Contreras Earl Architecture has revealed its design for the world-first coral ark. Located at the gateway to the Great Barrier Reef in Port Douglas, North Queensland, Australia, the conservation facility “aims to secure the long-term future and biodiversity of corals worldwide which are under severe threat due to climate change”.
Dedicated to the future of corals worldwide, the Living Coral Biobank, designed by Contreras Earl Architecture, with leading engineering and sustainability consultants Arup and Werner Sobek for the Great Barrier Reef Legacy, is the first facility of its kind. Focusing on taking care of 800 species of the world’s hard corals, the new building is a “living ark”, with next-generation renewable energy design, creating optimal conditions for coral storage while minimizing energy consumption and solar gain.
Securing the living biodiversity of the world’s coral species immediately, the 6,830 sqm multi-function center will also host exhibition areas, an auditorium, and classrooms as well as advanced research and laboratory facilities over four levels. Moreover, “the Living Coral Biobank will enable visitors to get up close to live specimens in aquarium displays, learn about coral ecosystems through exhibitions and events, and observe coral husbandry experts going about their daily work in a protected wet lab environment”.
Commissioned by the Great Barrier Reef Legacy, the project responds to context, climate, the user, and its function to protect 800 species of coral. The volume, inspired by the mushroom coral, takes a series of organic undulating concrete fins, on the façade, “clustered closely at ground level to offer protection from adverse tropical conditions including threats of a flood”. On higher levels, the fins twist and unfurl, allowing natural light and ventilation while providing solar shading. On another hand, the visitor’s’ journey is defined by an architecturally manipulated play of light.
This project brings with it a profound responsibility to consider the impact of architecture and the construction industry on the natural world. As one of the world’s major contributors to CO2 emissions and associated climate change, it is essential that the construction industry be encouraged by architects towards carbon neutrality. The Living Coral Biobank is an opportunity to set a global benchmark for sustainable outcomes and zero-carbon goals as well as creating a world-leading conservation and education facility. The ambition for this project is to create a beacon for environmental awareness – a center of hope, learning, and wonder. -- Rafael Contreras
Responding to the need to conserve the corals in a highly controlled environment as well as the requirement for biosecurity to prevent cross-contamination, sustainability is at the core of every design decision, aiming to be self-sufficient and carbon neutral.

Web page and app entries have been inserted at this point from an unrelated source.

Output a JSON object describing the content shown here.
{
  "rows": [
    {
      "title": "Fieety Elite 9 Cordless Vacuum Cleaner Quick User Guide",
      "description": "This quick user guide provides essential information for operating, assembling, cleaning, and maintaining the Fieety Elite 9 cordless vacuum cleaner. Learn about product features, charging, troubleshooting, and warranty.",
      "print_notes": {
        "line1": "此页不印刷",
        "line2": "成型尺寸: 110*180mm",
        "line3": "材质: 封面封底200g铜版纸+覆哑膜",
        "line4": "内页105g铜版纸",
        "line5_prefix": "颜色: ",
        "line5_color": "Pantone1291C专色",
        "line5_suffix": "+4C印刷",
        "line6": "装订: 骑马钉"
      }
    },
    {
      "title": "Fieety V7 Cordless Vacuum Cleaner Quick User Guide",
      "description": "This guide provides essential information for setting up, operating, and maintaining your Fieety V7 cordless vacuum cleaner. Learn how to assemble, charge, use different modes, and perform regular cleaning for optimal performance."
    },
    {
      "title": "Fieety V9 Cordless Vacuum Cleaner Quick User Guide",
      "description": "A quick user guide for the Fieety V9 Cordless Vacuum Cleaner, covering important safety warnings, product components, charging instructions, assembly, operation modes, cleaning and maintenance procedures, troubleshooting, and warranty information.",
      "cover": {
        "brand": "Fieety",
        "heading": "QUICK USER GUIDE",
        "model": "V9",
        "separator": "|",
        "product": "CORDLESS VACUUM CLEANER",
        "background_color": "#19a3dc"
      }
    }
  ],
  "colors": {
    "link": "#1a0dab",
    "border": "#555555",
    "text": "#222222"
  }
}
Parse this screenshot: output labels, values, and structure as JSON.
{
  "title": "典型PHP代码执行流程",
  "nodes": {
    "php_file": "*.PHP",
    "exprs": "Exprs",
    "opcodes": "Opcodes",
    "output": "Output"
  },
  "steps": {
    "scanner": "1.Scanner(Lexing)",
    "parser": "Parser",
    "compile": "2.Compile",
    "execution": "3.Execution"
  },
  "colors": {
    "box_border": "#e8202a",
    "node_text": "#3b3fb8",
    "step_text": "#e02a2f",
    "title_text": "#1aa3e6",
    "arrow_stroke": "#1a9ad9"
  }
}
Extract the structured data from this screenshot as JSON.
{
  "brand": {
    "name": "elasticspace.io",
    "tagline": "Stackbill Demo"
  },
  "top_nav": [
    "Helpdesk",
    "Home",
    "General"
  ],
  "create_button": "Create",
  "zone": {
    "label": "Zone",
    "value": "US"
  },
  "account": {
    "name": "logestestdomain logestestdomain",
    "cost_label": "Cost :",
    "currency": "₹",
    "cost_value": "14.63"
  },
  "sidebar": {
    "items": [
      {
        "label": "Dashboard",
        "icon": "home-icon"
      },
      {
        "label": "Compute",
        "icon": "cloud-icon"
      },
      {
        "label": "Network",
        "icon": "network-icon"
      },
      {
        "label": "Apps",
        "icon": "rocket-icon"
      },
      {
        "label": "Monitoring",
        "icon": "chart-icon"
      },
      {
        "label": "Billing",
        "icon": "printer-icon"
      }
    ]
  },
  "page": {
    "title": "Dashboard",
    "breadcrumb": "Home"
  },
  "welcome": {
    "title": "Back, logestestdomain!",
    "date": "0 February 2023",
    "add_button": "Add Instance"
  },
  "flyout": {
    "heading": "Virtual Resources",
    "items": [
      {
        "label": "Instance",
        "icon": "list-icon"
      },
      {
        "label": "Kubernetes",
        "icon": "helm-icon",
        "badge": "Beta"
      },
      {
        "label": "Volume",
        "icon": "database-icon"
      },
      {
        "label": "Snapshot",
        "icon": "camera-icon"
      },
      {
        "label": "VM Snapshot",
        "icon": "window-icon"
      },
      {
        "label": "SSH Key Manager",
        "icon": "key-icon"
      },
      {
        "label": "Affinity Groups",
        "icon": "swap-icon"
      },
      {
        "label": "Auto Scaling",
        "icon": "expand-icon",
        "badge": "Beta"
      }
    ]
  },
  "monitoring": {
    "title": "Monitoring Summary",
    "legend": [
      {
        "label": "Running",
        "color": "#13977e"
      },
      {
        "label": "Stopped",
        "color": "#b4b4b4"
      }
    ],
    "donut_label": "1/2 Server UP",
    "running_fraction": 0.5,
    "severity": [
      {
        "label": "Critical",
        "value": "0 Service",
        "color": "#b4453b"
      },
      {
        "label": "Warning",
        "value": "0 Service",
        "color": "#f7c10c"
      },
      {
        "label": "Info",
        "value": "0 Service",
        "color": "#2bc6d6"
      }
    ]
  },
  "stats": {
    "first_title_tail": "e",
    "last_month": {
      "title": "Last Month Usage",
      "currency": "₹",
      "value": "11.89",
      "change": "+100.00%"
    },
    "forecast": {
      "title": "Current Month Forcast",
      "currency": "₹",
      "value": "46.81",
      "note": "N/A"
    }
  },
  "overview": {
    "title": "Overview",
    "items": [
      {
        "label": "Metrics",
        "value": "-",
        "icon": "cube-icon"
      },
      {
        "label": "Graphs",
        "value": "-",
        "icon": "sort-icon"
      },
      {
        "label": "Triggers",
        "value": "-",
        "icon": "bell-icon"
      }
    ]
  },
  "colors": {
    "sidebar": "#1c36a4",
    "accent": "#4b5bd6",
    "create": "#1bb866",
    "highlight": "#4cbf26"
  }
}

In fact, the structure was divided into six compatible climate zones over four levels, with adjacencies minimizing energy resources used for climatic control.